[Aim of the task] Retype every line below precisely as it appears.

········

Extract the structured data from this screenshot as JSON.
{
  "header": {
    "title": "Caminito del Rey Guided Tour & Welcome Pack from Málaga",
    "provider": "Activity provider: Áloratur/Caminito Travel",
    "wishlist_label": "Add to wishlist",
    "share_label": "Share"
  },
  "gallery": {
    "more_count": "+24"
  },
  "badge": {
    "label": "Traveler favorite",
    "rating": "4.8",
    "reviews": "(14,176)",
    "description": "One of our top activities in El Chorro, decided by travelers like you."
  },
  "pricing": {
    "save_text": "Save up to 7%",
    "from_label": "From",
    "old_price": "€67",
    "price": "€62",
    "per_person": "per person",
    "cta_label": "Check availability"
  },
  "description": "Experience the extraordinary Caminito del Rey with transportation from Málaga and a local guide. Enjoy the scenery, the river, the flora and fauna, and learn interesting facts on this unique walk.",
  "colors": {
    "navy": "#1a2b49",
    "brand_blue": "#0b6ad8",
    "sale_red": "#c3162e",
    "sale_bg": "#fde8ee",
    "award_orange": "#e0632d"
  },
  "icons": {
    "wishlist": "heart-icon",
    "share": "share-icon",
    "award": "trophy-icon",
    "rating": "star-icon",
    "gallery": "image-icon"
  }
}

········

[Solved exercise]
Extract the structured data from this screenshot as JSON.
{
  "header": {
    "title": "Caminito del Rey Guided Tour & Welcome Pack from Málaga",
    "provider": "Activity provider: Áloratur/Caminito Travel",
    "wishlist_label": "Add to wishlist",
    "share_label": "Share"
  },
  "gallery": {
    "more_count": "+24"
  },
  "badge": {
    "label": "Traveler favorite",
    "rating": "4.8",
    "reviews": "(14,176)",
    "description": "One of our top activities in El Chorro, decided by travelers like you."
  },
  "pricing": {
    "save_text": "Save up to 7%",
    "from_label": "From",
    "old_price": "€67",
    "price": "€62",
    "per_person": "per person",
    "cta_label": "Check availability"
  },
  "description": "Experience the extraordinary Caminito del Rey with transportation from Málaga and a local guide. Enjoy the scenery, the river, the flora and fauna, and learn interesting facts on this unique walk.",
  "colors": {
    "navy": "#1a2b49",
    "brand_blue": "#0b6ad8",
    "sale_red": "#c3162e",
    "sale_bg": "#fde8ee",
    "award_orange": "#e0632d"
  },
  "icons": {
    "wishlist": "heart-icon",
    "share": "share-icon",
    "award": "trophy-icon",
    "rating": "star-icon",
    "gallery": "image-icon"
  }
}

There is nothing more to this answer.